Michele and Ted continued to visit, revisit and minister to people, as well as deciding who needed what help. She points out that a crucial part of her ministry was to sit with flood victims and let them talk. "I prayed with people, talked about loss and grief, and hopefully gave them some closure and hope."
Today Michele continues to be a catalyst for positive change: Because of Catholic Charities' experience last spring, Bill Jones plans to have a key-stakeholder meeting later in 2011 with Lewis and Mason County residents, with Michele as his key contact person. Topic: the first-ever expansion of selected Catholic Charities human services to Lewis County and nearby Mason County.
Tornadoes in Choctaw County, Miss., 2010
And finally, in April 2010, tornadoes struck hard in another part of northeast Mississippi that included Choctaw County, then home of Glenmary's Ackerman mission. Pastoral coordinator Sister Alies Therese says she immediately went to the most devastated areas to see the damage and minister to people. Also, she and fellow members of the local ministerial association shared information with one another.
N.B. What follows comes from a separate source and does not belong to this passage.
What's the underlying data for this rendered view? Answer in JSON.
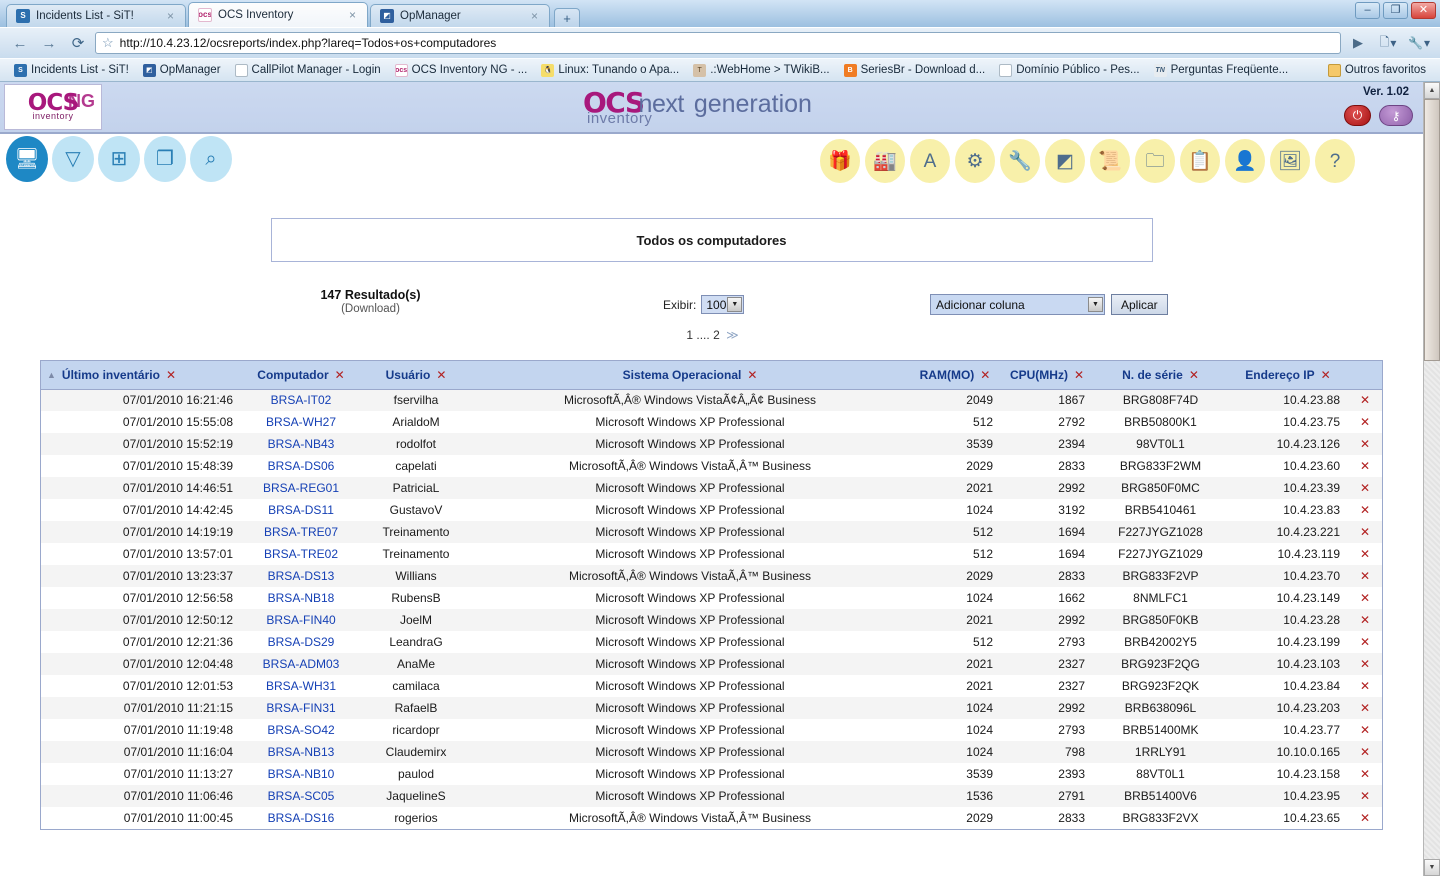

"Some of the local church communities and first responders were already coming in. I called Catholic Charities because I knew they would provide both short- and long-term help," she says.
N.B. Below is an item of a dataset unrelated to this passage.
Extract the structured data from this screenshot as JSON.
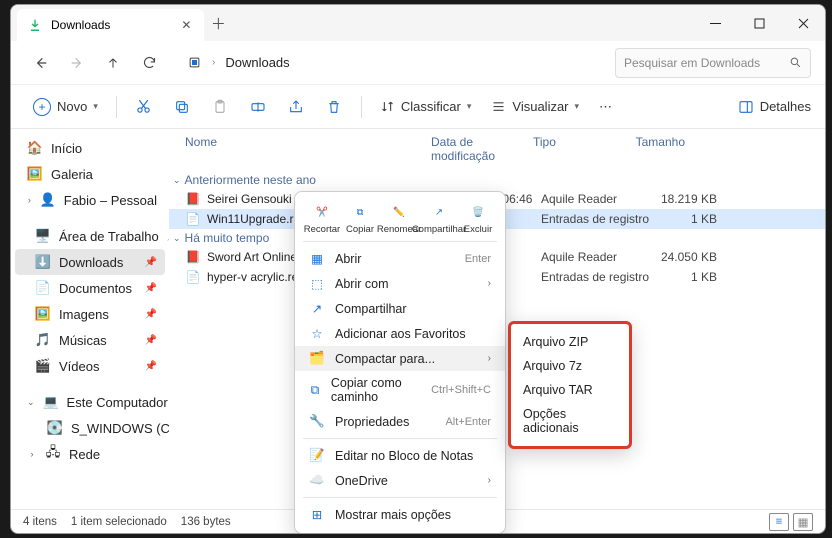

"When we pulled up," said Michael Ann Oropeza of Catholic Charities at the time, "Sister Alies was hammering a ‘Free Meals Here' sign in the front yard of the Baptist church where she and several other faith-based leaders had set up a community stop." Sister Alies immediately introduced Michael Ann to those she had been working with and then took the Catholic Charities representatives to see the damage and meet those who had survived.
"Sister Alies and our team prayed with the survivors and we started providing assistance," Michael Ann said last spring. "Sister Alies is there in the community every moment, helping with distribution of goods, holding a hand, searching for loved ones who have not been located—and amazingly all the while kind, patient and providing a sense of peace. The care and unceasing support from those like Sister Alies is overwhelming. She makes me proud to say I am Catholic."
Over a year later, Sister Alies says she is still following up with several families who lost children and suffered serious injuries. And she points out that Catholic Charities is also still involved in helping them through counseling and other means. "Catholic Charities see themselves as long-term responders," Sister Alies says. "That is their real gift. They've been very thoughtful with these families."
Catholic Presence Is a Constant
The disasters and the recovery efforts differ from place to place. But in Glenmary mission areas, the Catholic presence is a constant. The many people in need have learned they can always rely on the help and support of their fellow community members at the local Glenmary mission parishes. And they've also found out they can count on their areas' Catholic Charities teams to lend their experienced assistance.